_Problem details_
Go through the data that follows and restate each line exactly as it reads.

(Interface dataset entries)
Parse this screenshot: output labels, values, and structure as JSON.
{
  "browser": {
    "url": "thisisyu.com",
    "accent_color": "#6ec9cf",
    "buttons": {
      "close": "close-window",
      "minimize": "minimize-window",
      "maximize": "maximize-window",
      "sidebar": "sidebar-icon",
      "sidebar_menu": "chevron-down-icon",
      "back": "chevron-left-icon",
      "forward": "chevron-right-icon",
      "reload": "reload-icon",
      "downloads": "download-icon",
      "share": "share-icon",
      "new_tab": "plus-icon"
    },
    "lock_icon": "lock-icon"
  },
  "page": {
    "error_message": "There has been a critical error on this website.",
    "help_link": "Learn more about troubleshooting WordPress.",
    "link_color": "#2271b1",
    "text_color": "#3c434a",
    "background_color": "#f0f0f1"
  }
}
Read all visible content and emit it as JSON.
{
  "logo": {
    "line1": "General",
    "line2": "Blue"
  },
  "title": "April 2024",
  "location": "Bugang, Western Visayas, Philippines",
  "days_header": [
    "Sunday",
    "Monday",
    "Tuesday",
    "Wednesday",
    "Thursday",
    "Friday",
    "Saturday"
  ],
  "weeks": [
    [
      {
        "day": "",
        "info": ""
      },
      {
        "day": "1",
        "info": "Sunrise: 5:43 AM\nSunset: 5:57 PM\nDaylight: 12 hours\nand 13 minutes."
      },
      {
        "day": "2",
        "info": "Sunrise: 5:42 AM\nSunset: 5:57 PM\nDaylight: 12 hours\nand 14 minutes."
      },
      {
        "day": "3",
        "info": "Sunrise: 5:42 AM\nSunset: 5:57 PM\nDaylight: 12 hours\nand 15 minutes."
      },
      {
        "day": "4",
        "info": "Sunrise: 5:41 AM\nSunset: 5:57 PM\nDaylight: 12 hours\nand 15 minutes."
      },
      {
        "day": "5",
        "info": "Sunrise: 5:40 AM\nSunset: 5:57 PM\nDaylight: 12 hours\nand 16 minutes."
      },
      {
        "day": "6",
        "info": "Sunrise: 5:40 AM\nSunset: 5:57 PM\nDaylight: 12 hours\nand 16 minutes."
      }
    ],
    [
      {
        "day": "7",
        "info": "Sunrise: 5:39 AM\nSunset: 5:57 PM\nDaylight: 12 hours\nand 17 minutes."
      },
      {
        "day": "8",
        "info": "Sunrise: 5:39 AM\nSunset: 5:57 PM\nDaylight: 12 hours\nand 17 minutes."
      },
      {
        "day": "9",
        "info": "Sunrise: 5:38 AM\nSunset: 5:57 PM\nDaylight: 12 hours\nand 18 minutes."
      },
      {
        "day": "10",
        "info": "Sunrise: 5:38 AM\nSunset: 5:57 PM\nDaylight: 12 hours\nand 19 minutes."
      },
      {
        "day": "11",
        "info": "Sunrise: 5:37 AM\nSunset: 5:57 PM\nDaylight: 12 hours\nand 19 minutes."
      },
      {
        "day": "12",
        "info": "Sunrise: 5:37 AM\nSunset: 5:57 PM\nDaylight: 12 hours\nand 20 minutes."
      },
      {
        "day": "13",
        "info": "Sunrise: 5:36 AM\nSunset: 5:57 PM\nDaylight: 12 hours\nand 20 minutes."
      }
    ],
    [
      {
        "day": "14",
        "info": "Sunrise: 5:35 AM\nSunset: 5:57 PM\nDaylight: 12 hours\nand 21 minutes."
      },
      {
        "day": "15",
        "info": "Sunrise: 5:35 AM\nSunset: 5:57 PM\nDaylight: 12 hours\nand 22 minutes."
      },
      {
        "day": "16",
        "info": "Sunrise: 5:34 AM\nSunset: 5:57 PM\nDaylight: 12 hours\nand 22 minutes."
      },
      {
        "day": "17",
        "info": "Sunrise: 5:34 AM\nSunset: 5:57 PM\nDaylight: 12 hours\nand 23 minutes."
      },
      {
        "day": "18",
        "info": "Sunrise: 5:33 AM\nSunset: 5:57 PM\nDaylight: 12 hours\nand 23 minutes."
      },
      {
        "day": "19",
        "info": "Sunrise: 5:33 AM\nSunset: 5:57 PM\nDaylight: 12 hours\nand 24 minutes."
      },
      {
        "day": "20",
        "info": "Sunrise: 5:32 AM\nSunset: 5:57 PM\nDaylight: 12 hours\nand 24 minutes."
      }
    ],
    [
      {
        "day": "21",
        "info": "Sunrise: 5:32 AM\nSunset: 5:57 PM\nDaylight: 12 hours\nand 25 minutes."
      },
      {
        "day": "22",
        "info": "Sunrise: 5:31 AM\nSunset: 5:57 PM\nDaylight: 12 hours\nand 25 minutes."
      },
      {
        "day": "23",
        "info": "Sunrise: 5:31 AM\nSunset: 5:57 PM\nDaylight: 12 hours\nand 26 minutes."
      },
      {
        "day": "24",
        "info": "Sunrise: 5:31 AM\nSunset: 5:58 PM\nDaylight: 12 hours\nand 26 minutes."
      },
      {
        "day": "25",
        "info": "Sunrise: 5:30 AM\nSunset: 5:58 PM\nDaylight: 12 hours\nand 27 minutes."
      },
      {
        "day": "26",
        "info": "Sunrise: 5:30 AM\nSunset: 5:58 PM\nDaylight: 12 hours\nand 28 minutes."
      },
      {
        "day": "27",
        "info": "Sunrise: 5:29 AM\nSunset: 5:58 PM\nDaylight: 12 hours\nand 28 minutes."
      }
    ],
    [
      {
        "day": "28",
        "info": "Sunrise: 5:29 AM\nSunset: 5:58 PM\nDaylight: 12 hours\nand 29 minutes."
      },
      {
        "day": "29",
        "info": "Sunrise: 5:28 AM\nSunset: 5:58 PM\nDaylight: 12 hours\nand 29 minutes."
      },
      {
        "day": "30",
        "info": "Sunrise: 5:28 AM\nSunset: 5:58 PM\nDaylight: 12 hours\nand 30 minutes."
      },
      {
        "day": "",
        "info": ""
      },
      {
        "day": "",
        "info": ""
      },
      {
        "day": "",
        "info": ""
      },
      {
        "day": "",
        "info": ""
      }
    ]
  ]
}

_Reply_
Parse this screenshot: output labels, values, and structure as JSON.
{
  "browser": {
    "url": "thisisyu.com",
    "accent_color": "#6ec9cf",
    "buttons": {
      "close": "close-window",
      "minimize": "minimize-window",
      "maximize": "maximize-window",
      "sidebar": "sidebar-icon",
      "sidebar_menu": "chevron-down-icon",
      "back": "chevron-left-icon",
      "forward": "chevron-right-icon",
      "reload": "reload-icon",
      "downloads": "download-icon",
      "share": "share-icon",
      "new_tab": "plus-icon"
    },
    "lock_icon": "lock-icon"
  },
  "page": {
    "error_message": "There has been a critical error on this website.",
    "help_link": "Learn more about troubleshooting WordPress.",
    "link_color": "#2271b1",
    "text_color": "#3c434a",
    "background_color": "#f0f0f1"
  }
}
Read all visible content and emit it as JSON.
{
  "logo": {
    "line1": "General",
    "line2": "Blue"
  },
  "title": "April 2024",
  "location": "Bugang, Western Visayas, Philippines",
  "days_header": [
    "Sunday",
    "Monday",
    "Tuesday",
    "Wednesday",
    "Thursday",
    "Friday",
    "Saturday"
  ],
  "weeks": [
    [
      {
        "day": "",
        "info": ""
      },
      {
        "day": "1",
        "info": "Sunrise: 5:43 AM\nSunset: 5:57 PM\nDaylight: 12 hours\nand 13 minutes."
      },
      {
        "day": "2",
        "info": "Sunrise: 5:42 AM\nSunset: 5:57 PM\nDaylight: 12 hours\nand 14 minutes."
      },
      {
        "day": "3",
        "info": "Sunrise: 5:42 AM\nSunset: 5:57 PM\nDaylight: 12 hours\nand 15 minutes."
      },
      {
        "day": "4",
        "info": "Sunrise: 5:41 AM\nSunset: 5:57 PM\nDaylight: 12 hours\nand 15 minutes."
      },
      {
        "day": "5",
        "info": "Sunrise: 5:40 AM\nSunset: 5:57 PM\nDaylight: 12 hours\nand 16 minutes."
      },
      {
        "day": "6",
        "info": "Sunrise: 5:40 AM\nSunset: 5:57 PM\nDaylight: 12 hours\nand 16 minutes."
      }
    ],
    [
      {
        "day": "7",
        "info": "Sunrise: 5:39 AM\nSunset: 5:57 PM\nDaylight: 12 hours\nand 17 minutes."
      },
      {
        "day": "8",
        "info": "Sunrise: 5:39 AM\nSunset: 5:57 PM\nDaylight: 12 hours\nand 17 minutes."
      },
      {
        "day": "9",
        "info": "Sunrise: 5:38 AM\nSunset: 5:57 PM\nDaylight: 12 hours\nand 18 minutes."
      },
      {
        "day": "10",
        "info": "Sunrise: 5:38 AM\nSunset: 5:57 PM\nDaylight: 12 hours\nand 19 minutes."
      },
      {
        "day": "11",
        "info": "Sunrise: 5:37 AM\nSunset: 5:57 PM\nDaylight: 12 hours\nand 19 minutes."
      },
      {
        "day": "12",
        "info": "Sunrise: 5:37 AM\nSunset: 5:57 PM\nDaylight: 12 hours\nand 20 minutes."
      },
      {
        "day": "13",
        "info": "Sunrise: 5:36 AM\nSunset: 5:57 PM\nDaylight: 12 hours\nand 20 minutes."
      }
    ],
    [
      {
        "day": "14",
        "info": "Sunrise: 5:35 AM\nSunset: 5:57 PM\nDaylight: 12 hours\nand 21 minutes."
      },
      {
        "day": "15",
        "info": "Sunrise: 5:35 AM\nSunset: 5:57 PM\nDaylight: 12 hours\nand 22 minutes."
      },
      {
        "day": "16",
        "info": "Sunrise: 5:34 AM\nSunset: 5:57 PM\nDaylight: 12 hours\nand 22 minutes."
      },
      {
        "day": "17",
        "info": "Sunrise: 5:34 AM\nSunset: 5:57 PM\nDaylight: 12 hours\nand 23 minutes."
      },
      {
        "day": "18",
        "info": "Sunrise: 5:33 AM\nSunset: 5:57 PM\nDaylight: 12 hours\nand 23 minutes."
      },
      {
        "day": "19",
        "info": "Sunrise: 5:33 AM\nSunset: 5:57 PM\nDaylight: 12 hours\nand 24 minutes."
      },
      {
        "day": "20",
        "info": "Sunrise: 5:32 AM\nSunset: 5:57 PM\nDaylight: 12 hours\nand 24 minutes."
      }
    ],
    [
      {
        "day": "21",
        "info": "Sunrise: 5:32 AM\nSunset: 5:57 PM\nDaylight: 12 hours\nand 25 minutes."
      },
      {
        "day": "22",
        "info": "Sunrise: 5:31 AM\nSunset: 5:57 PM\nDaylight: 12 hours\nand 25 minutes."
      },
      {
        "day": "23",
        "info": "Sunrise: 5:31 AM\nSunset: 5:57 PM\nDaylight: 12 hours\nand 26 minutes."
      },
      {
        "day": "24",
        "info": "Sunrise: 5:31 AM\nSunset: 5:58 PM\nDaylight: 12 hours\nand 26 minutes."
      },
      {
        "day": "25",
        "info": "Sunrise: 5:30 AM\nSunset: 5:58 PM\nDaylight: 12 hours\nand 27 minutes."
      },
      {
        "day": "26",
        "info": "Sunrise: 5:30 AM\nSunset: 5:58 PM\nDaylight: 12 hours\nand 28 minutes."
      },
      {
        "day": "27",
        "info": "Sunrise: 5:29 AM\nSunset: 5:58 PM\nDaylight: 12 hours\nand 28 minutes."
      }
    ],
    [
      {
        "day": "28",
        "info": "Sunrise: 5:29 AM\nSunset: 5:58 PM\nDaylight: 12 hours\nand 29 minutes."
      },
      {
        "day": "29",
        "info": "Sunrise: 5:28 AM\nSunset: 5:58 PM\nDaylight: 12 hours\nand 29 minutes."
      },
      {
        "day": "30",
        "info": "Sunrise: 5:28 AM\nSunset: 5:58 PM\nDaylight: 12 hours\nand 30 minutes."
      },
      {
        "day": "",
        "info": ""
      },
      {
        "day": "",
        "info": ""
      },
      {
        "day": "",
        "info": ""
      },
      {
        "day": "",
        "info": ""
      }
    ]
  ]
}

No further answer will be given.